Activity —
Narrow the data below down to the lines containing "into".

[App and web page records]
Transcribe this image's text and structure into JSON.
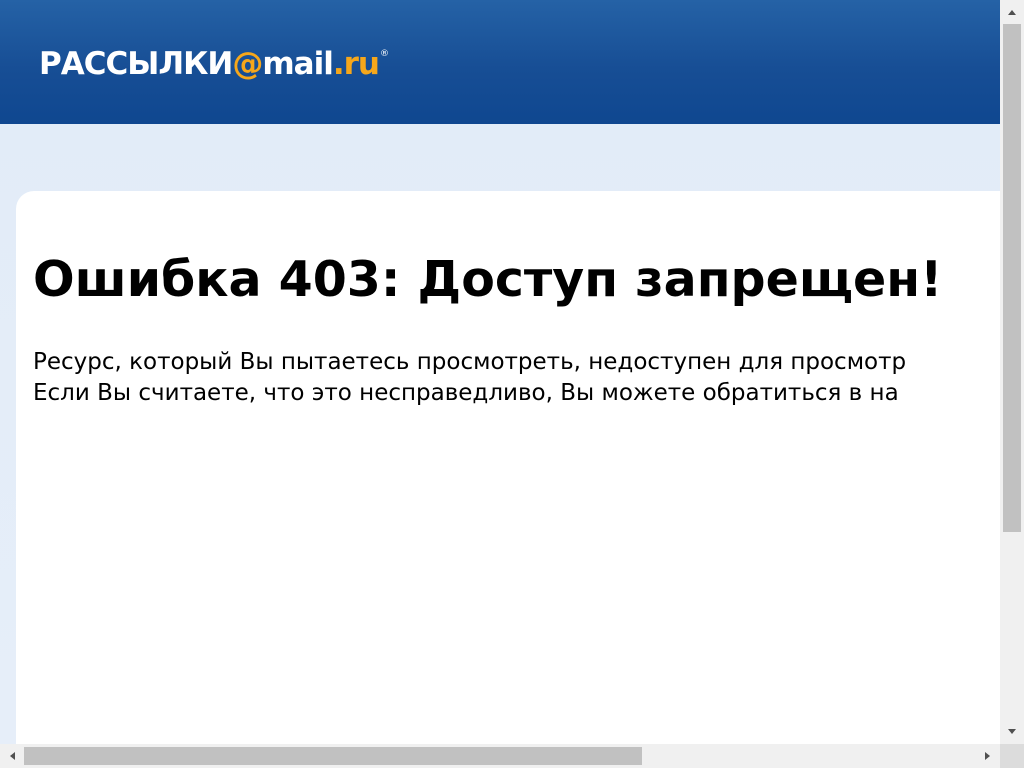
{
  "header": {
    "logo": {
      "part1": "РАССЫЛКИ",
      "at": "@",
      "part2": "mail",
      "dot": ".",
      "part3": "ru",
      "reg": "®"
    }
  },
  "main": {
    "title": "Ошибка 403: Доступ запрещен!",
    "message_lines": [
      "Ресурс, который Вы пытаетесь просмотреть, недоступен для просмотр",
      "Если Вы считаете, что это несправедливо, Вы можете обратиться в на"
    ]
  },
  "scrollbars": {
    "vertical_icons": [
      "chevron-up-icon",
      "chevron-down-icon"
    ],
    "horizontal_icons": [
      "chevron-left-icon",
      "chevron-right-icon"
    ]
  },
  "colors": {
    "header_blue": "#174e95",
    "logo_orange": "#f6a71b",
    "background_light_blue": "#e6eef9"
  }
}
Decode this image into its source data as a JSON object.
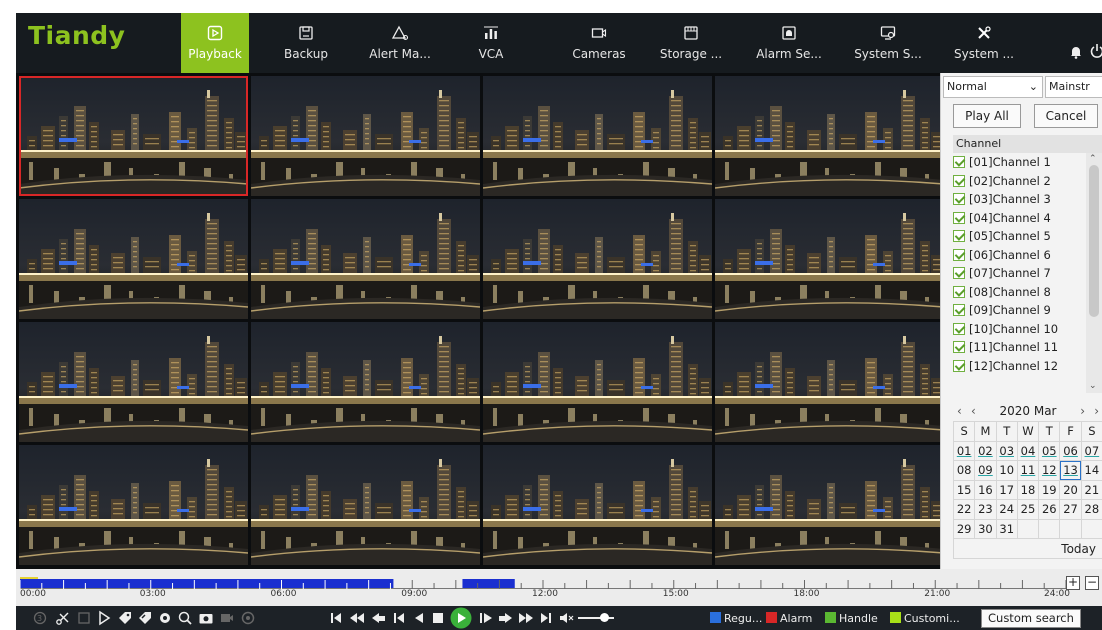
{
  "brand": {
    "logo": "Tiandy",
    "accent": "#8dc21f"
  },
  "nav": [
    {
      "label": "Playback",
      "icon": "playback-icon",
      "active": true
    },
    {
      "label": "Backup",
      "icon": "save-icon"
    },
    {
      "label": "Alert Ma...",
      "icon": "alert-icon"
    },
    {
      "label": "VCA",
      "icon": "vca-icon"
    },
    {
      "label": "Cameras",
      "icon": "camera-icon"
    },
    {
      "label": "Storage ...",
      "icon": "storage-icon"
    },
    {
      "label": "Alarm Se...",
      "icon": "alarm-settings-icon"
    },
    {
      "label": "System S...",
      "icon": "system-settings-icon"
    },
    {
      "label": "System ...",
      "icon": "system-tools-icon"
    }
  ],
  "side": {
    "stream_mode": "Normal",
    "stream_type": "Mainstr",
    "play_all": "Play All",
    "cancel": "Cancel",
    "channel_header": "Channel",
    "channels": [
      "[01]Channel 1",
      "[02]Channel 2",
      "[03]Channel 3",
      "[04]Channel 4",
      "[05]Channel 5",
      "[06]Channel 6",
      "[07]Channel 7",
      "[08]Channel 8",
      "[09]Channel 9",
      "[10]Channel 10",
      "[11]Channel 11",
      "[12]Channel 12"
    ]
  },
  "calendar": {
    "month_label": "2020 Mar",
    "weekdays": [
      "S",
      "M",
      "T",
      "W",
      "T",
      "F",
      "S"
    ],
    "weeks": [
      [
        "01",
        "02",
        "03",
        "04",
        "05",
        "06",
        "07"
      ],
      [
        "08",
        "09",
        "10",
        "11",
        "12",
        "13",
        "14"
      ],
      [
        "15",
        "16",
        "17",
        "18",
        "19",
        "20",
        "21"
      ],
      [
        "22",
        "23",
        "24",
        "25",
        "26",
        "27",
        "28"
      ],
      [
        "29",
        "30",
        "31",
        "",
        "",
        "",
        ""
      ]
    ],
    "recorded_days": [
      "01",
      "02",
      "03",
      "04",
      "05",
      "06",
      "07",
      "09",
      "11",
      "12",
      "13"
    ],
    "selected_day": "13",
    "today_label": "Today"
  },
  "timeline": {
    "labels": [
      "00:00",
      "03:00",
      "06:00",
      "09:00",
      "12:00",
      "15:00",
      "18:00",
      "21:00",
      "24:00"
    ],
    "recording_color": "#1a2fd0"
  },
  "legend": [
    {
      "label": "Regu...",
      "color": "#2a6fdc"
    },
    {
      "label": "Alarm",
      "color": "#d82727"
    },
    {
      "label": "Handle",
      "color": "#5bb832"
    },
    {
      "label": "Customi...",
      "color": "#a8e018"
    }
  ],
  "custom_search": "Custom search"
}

Result —
Transcribe this image's text and structure into JSON.
Decode this image into its source data as a JSON object.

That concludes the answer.